- **TASK BRIEF**: A faithful copy of the data is what is wanted, minus any pictures.

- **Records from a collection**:
☆ ☆ ☆ ☆

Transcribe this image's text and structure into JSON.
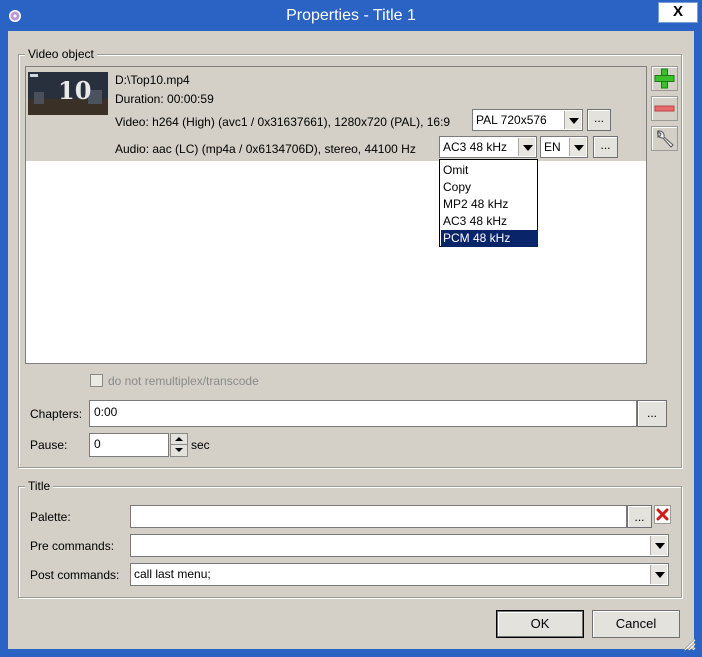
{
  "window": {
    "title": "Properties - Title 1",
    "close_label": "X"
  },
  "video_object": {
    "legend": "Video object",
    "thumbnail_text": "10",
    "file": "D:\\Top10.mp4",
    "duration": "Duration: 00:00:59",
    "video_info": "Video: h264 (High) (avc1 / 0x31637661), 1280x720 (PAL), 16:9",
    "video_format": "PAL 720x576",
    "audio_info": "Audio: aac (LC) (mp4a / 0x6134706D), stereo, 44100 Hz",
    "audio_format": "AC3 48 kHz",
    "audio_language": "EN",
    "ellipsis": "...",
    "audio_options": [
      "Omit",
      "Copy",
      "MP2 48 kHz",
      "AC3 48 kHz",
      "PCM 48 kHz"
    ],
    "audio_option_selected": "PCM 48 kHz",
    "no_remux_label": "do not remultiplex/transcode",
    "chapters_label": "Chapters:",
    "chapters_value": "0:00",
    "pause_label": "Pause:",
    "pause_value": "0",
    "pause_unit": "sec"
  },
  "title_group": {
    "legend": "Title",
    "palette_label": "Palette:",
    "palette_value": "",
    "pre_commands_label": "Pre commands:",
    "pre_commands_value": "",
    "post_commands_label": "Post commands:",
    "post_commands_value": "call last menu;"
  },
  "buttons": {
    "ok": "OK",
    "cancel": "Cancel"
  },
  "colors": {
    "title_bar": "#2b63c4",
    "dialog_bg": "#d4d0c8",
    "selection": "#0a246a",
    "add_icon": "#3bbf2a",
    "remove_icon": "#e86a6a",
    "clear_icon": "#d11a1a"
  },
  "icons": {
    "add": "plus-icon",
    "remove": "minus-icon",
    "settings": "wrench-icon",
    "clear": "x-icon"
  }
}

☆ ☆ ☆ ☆

- **EXPECTED ANSWER**:
Transcribe this image's text and structure into JSON.
{
  "window": {
    "title": "Properties - Title 1",
    "close_label": "X"
  },
  "video_object": {
    "legend": "Video object",
    "thumbnail_text": "10",
    "file": "D:\\Top10.mp4",
    "duration": "Duration: 00:00:59",
    "video_info": "Video: h264 (High) (avc1 / 0x31637661), 1280x720 (PAL), 16:9",
    "video_format": "PAL 720x576",
    "audio_info": "Audio: aac (LC) (mp4a / 0x6134706D), stereo, 44100 Hz",
    "audio_format": "AC3 48 kHz",
    "audio_language": "EN",
    "ellipsis": "...",
    "audio_options": [
      "Omit",
      "Copy",
      "MP2 48 kHz",
      "AC3 48 kHz",
      "PCM 48 kHz"
    ],
    "audio_option_selected": "PCM 48 kHz",
    "no_remux_label": "do not remultiplex/transcode",
    "chapters_label": "Chapters:",
    "chapters_value": "0:00",
    "pause_label": "Pause:",
    "pause_value": "0",
    "pause_unit": "sec"
  },
  "title_group": {
    "legend": "Title",
    "palette_label": "Palette:",
    "palette_value": "",
    "pre_commands_label": "Pre commands:",
    "pre_commands_value": "",
    "post_commands_label": "Post commands:",
    "post_commands_value": "call last menu;"
  },
  "buttons": {
    "ok": "OK",
    "cancel": "Cancel"
  },
  "colors": {
    "title_bar": "#2b63c4",
    "dialog_bg": "#d4d0c8",
    "selection": "#0a246a",
    "add_icon": "#3bbf2a",
    "remove_icon": "#e86a6a",
    "clear_icon": "#d11a1a"
  },
  "icons": {
    "add": "plus-icon",
    "remove": "minus-icon",
    "settings": "wrench-icon",
    "clear": "x-icon"
  }
}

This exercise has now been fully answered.